In Vitro Model Systems

In addition to animal models, Professor Wu also utilizes in vitro models for liver disease research, including NASH, liver cancer, as well as regenerative medicine. “We often use primary cells isolated from normal or model animals,” he said, adding that they also utilize tumor spheres or organoids for cancer research and liver buds for regenerative development as 3D platforms for various experimental designs. “These 3D organoids often include epithelial cells (hepatocytes, enterocytes or malignant cells, mesenchymal cells, and endothelial cells), and they are formed on extracellular matrix substratum. 3D models show prolonged preservation of morphology and function, and better mimic the microenvironment and metabolic pathways.”

When working with 3D models, Professor Wu noted that it can be challenging to generate tissue organoids in a “size-controllable, proportion of cell component-desirable fashion”. They also need to be structurally similar to real tissue. He added that tools for tracing phenotypes (morphology and function) in spatially situated cells is equally as important. “The imaging of different cell types in organoids is always challenging for a piece of living tissue. To trace special cell fate during differentiation, development, or invasion of tumor cells and to investigate the effects of microenvironmental manipulation and therapeutic intervention, we utilize the multichannel imaging options offered by the Operetta CLS®, with an adjustable focus distance.”

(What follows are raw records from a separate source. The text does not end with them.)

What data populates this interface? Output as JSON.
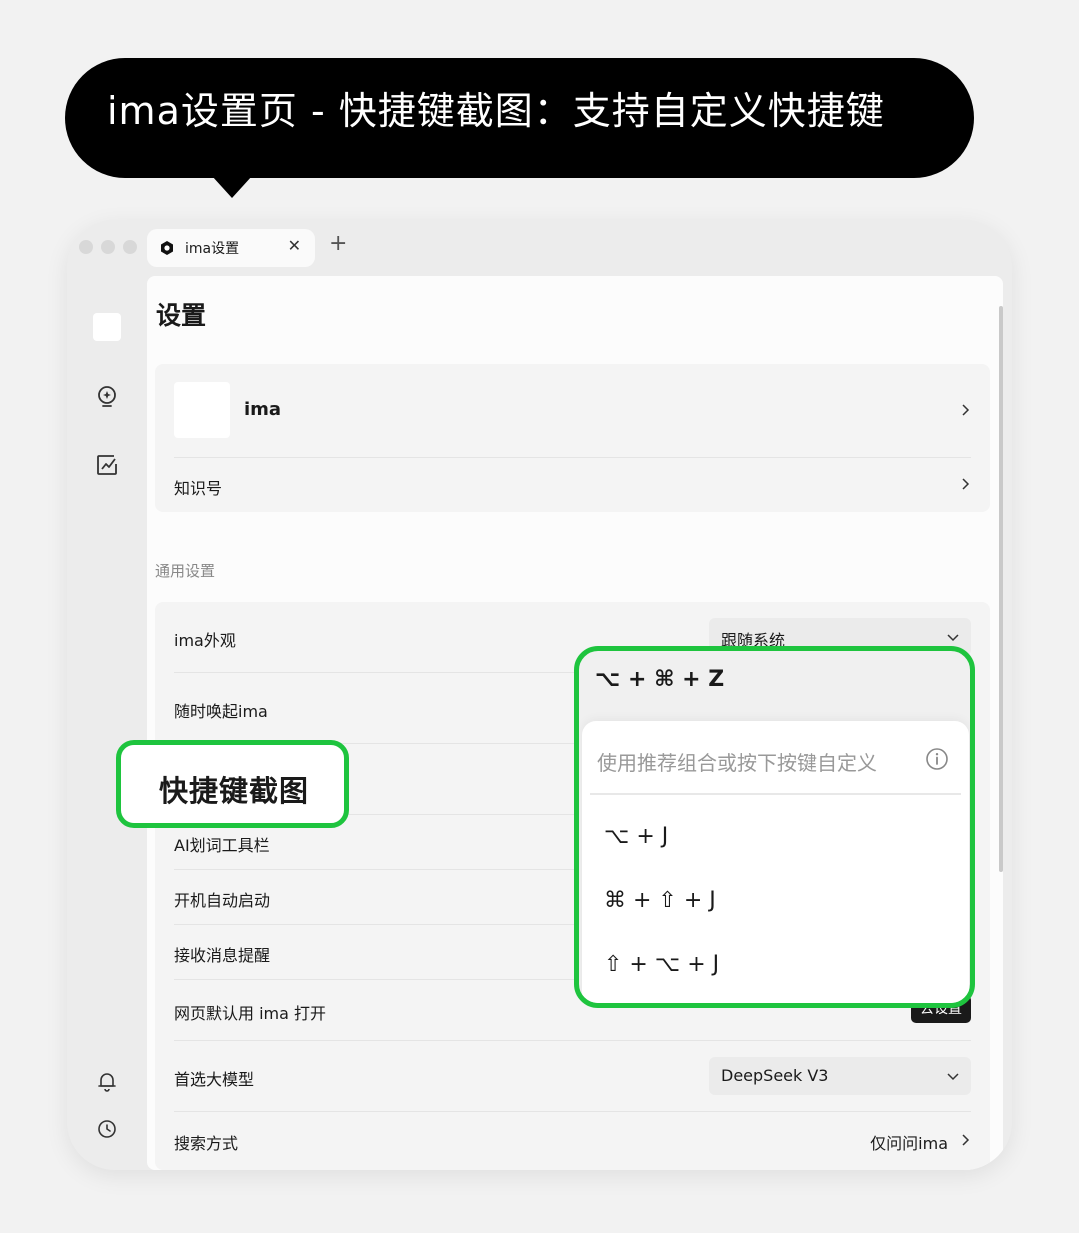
{
  "caption": "ima设置页 - 快捷键截图：支持自定义快捷键",
  "tab": {
    "title": "ima设置",
    "close": "✕",
    "add": "+"
  },
  "sidebar": {
    "icons": [
      "bulb-icon",
      "edit-icon",
      "bell-icon",
      "clock-icon"
    ]
  },
  "page": {
    "title": "设置"
  },
  "account": {
    "name": "ima",
    "knowledge_label": "知识号"
  },
  "section": {
    "general": "通用设置"
  },
  "settings": {
    "appearance_label": "ima外观",
    "appearance_value": "跟随系统",
    "wake_label": "随时唤起ima",
    "ai_toolbar_label": "AI划词工具栏",
    "autostart_label": "开机自动启动",
    "notify_label": "接收消息提醒",
    "webpage_label": "网页默认用 ima 打开",
    "webpage_button": "去设置",
    "model_label": "首选大模型",
    "model_value": "DeepSeek V3",
    "search_label": "搜索方式",
    "search_value": "仅问问ima"
  },
  "callout": {
    "label": "快捷键截图"
  },
  "shortcut_popup": {
    "current": "⌥ + ⌘ + Z",
    "hint": "使用推荐组合或按下按键自定义",
    "options": [
      "⌥ + J",
      "⌘ + ⇧ + J",
      "⇧ + ⌥ + J"
    ]
  },
  "colors": {
    "highlight": "#1ec43e",
    "bubble": "#000000"
  }
}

Considering the multiple-hit hypothesis and the lack of understanding of NASH pathogenesis, Professor Wu believes it is important to take a multidisciplinary approach to address the challenges associated with fatty liver diseases. “Our approaches are multidisciplinary, including molecular, subcellular and cellular levels, animal models, and clinical observation,” he said. “We focus on fatty acid synthesis and oxidation, lipotoxicity, energy balance and metabolism, as well as the gut-liver axis and circadian rhythm.” He added that the common approaches used in his studies include omics at multiple levels, such as transcriptome (RNA-Seq), NGS sequencing, metabolomics, proteomics or lipidomics. “We use traditional approaches, such as pathophysiologic and pharmacologic assays, with cutting-edging omics at the genomic, transcription, and epigenetic levels.”

Professor Wu concluded that it is difficult to predict how close research is to finding a treatment for NASH. “However, with more pharmacologic candidates, such as Resmetirom (agonist for thyroid hormone β-receptor), Semaglutide (GLP-1 analogue) or Lanifibranor (pan-PPAR agonist) in phase III trials and many others in the pipeline, it is anticipated that a novel treatment for NASH will be available in the near feature. A combination of therapeutics may be needed to address multiple hits better than a single drug candidate.”

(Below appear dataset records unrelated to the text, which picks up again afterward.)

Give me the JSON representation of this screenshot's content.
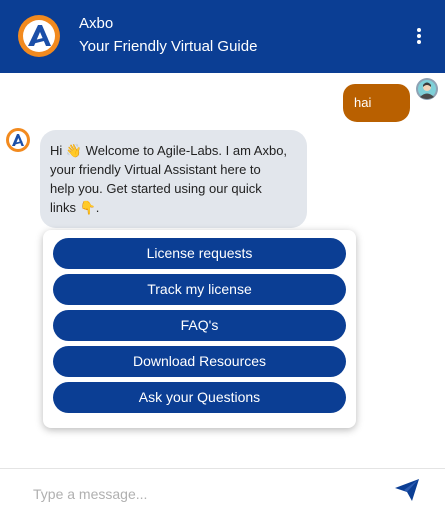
{
  "header": {
    "title": "Axbo",
    "subtitle": "Your Friendly Virtual Guide",
    "menu_icon": "kebab-menu-icon",
    "logo_icon": "axbo-logo-icon"
  },
  "colors": {
    "brand_blue": "#0b3e94",
    "user_bubble": "#b96000",
    "bot_bubble": "#e2e6ec",
    "logo_orange": "#f28a1e"
  },
  "conversation": {
    "user_message": "hai",
    "bot_message": {
      "line1": "Hi 👋 Welcome to Agile-Labs. I am Axbo,",
      "line2": "your friendly Virtual Assistant here to",
      "line3": "help you. Get started using our quick",
      "line4": "links 👇."
    }
  },
  "quick_links": [
    "License requests",
    "Track my license",
    "FAQ's",
    "Download Resources",
    "Ask your Questions"
  ],
  "composer": {
    "placeholder": "Type a message...",
    "send_icon": "send-icon"
  }
}
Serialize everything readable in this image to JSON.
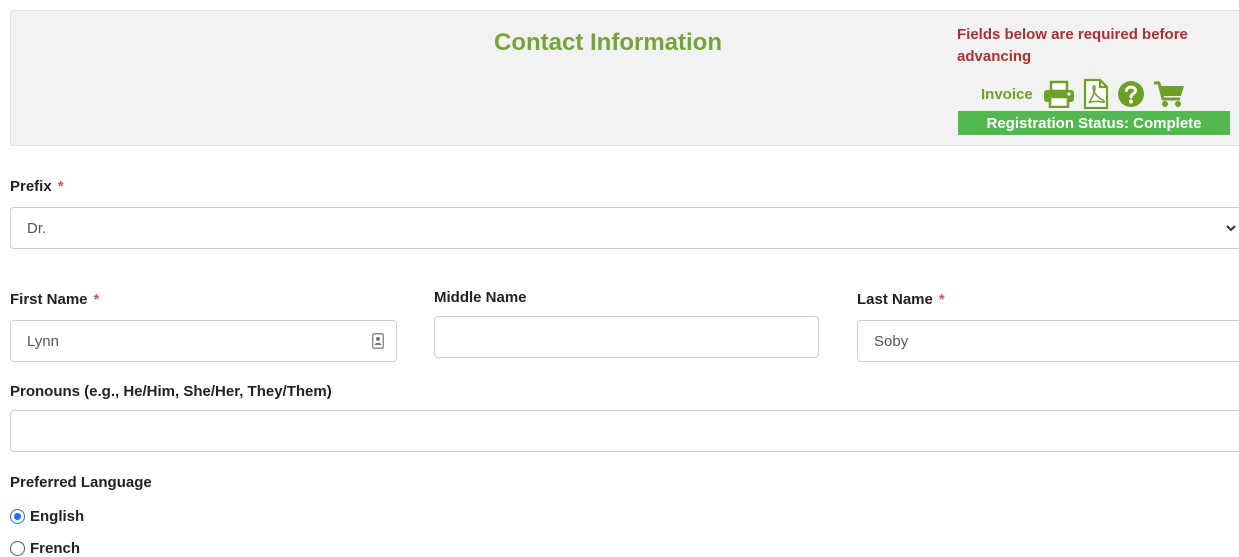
{
  "header": {
    "title": "Contact Information",
    "required_note": "Fields below are required before advancing",
    "invoice_label": "Invoice",
    "tools": [
      "printer-icon",
      "pdf-icon",
      "help-icon",
      "cart-icon"
    ],
    "status": "Registration Status: Complete",
    "colors": {
      "title": "#7aa23a",
      "note": "#a83232",
      "icons": "#6da026",
      "status_bg": "#53b84f"
    }
  },
  "form": {
    "prefix": {
      "label": "Prefix",
      "required": "*",
      "value": "Dr."
    },
    "first_name": {
      "label": "First Name",
      "required": "*",
      "value": "Lynn"
    },
    "middle_name": {
      "label": "Middle Name",
      "value": ""
    },
    "last_name": {
      "label": "Last Name",
      "required": "*",
      "value": "Soby"
    },
    "pronouns": {
      "label": "Pronouns (e.g., He/Him, She/Her, They/Them)",
      "value": ""
    },
    "language": {
      "label": "Preferred Language",
      "options": [
        {
          "label": "English",
          "checked": true
        },
        {
          "label": "French",
          "checked": false
        }
      ]
    }
  }
}
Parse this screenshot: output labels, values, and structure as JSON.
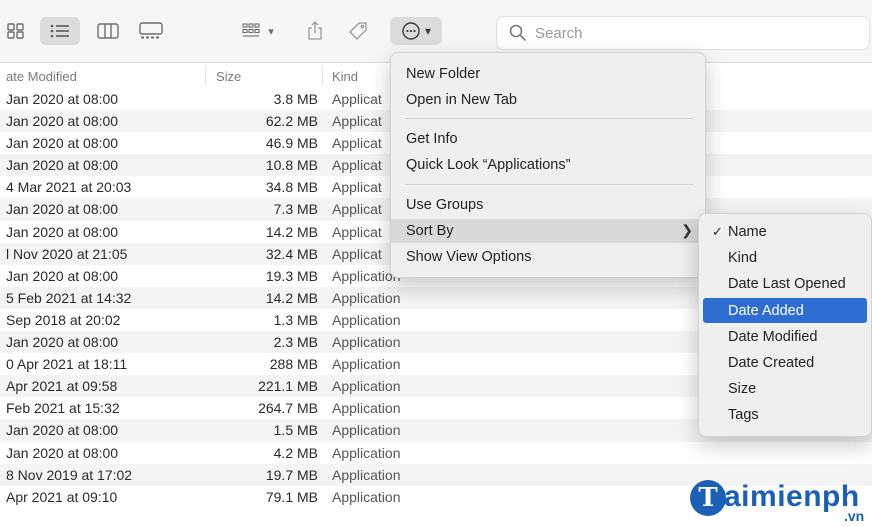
{
  "toolbar": {
    "icons": [
      "icon-view-icon",
      "list-view-icon",
      "column-view-icon",
      "gallery-view-icon",
      "group-menu-icon",
      "share-icon",
      "tag-icon",
      "action-menu-icon"
    ],
    "search_placeholder": "Search"
  },
  "columns": {
    "date_modified": "ate Modified",
    "size": "Size",
    "kind": "Kind"
  },
  "rows": [
    {
      "date": "Jan 2020 at 08:00",
      "size": "3.8 MB",
      "kind": "Applicat"
    },
    {
      "date": "Jan 2020 at 08:00",
      "size": "62.2 MB",
      "kind": "Applicat"
    },
    {
      "date": "Jan 2020 at 08:00",
      "size": "46.9 MB",
      "kind": "Applicat"
    },
    {
      "date": "Jan 2020 at 08:00",
      "size": "10.8 MB",
      "kind": "Applicat"
    },
    {
      "date": "4 Mar 2021 at 20:03",
      "size": "34.8 MB",
      "kind": "Applicat"
    },
    {
      "date": "Jan 2020 at 08:00",
      "size": "7.3 MB",
      "kind": "Applicat"
    },
    {
      "date": "Jan 2020 at 08:00",
      "size": "14.2 MB",
      "kind": "Applicat"
    },
    {
      "date": "l Nov 2020 at 21:05",
      "size": "32.4 MB",
      "kind": "Applicat"
    },
    {
      "date": "Jan 2020 at 08:00",
      "size": "19.3 MB",
      "kind": "Application"
    },
    {
      "date": "5 Feb 2021 at 14:32",
      "size": "14.2 MB",
      "kind": "Application"
    },
    {
      "date": "Sep 2018 at 20:02",
      "size": "1.3 MB",
      "kind": "Application"
    },
    {
      "date": "Jan 2020 at 08:00",
      "size": "2.3 MB",
      "kind": "Application"
    },
    {
      "date": "0 Apr 2021 at 18:11",
      "size": "288 MB",
      "kind": "Application"
    },
    {
      "date": "Apr 2021 at 09:58",
      "size": "221.1 MB",
      "kind": "Application"
    },
    {
      "date": "Feb 2021 at 15:32",
      "size": "264.7 MB",
      "kind": "Application"
    },
    {
      "date": "Jan 2020 at 08:00",
      "size": "1.5 MB",
      "kind": "Application"
    },
    {
      "date": "Jan 2020 at 08:00",
      "size": "4.2 MB",
      "kind": "Application"
    },
    {
      "date": "8 Nov 2019 at 17:02",
      "size": "19.7 MB",
      "kind": "Application"
    },
    {
      "date": "Apr 2021 at 09:10",
      "size": "79.1 MB",
      "kind": "Application"
    }
  ],
  "menu": {
    "new_folder": "New Folder",
    "open_in_new_tab": "Open in New Tab",
    "get_info": "Get Info",
    "quick_look": "Quick Look “Applications”",
    "use_groups": "Use Groups",
    "sort_by": "Sort By",
    "show_view_options": "Show View Options"
  },
  "submenu": {
    "checkmark": "✓",
    "items": [
      "Name",
      "Kind",
      "Date Last Opened",
      "Date Added",
      "Date Modified",
      "Date Created",
      "Size",
      "Tags"
    ],
    "checked": "Name",
    "selected": "Date Added"
  },
  "watermark": {
    "brand": "aimienph",
    "tld": ".vn",
    "logo_letter": "T"
  },
  "colors": {
    "accent": "#2e6ed3",
    "watermark": "#1c5fb7"
  }
}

  1. Liu X, Duan N, Liu C, Niu C, Liu X, Wu J. Characterization of a murine nonalcoholic steatohepatitis model induced by high fat high calorie diet plus fructose and glucose in drinking water. Laboratory Investigation. 2018;98(9):1184-1199.
  2. Xue-Jing Liu, Li Xie, Kuo Du, Chang Liu, Ning-Ping Zhang, Chen-Jian Gu, Ying Wang, Manal F. Abdelmalek, Wen-Yue Dong, Xiu-Ping Liu, Chen Niu, Chen Yang, Anna Mae Diehl, Jian Wu. Succinate-GPR-91 Receptor Signaling Is Responsible for Nonalcoholic Steatohepatitis-Associated Fibrosis: Effects of DHA Supplementation. Liver International 2020;40(4): 40:830–843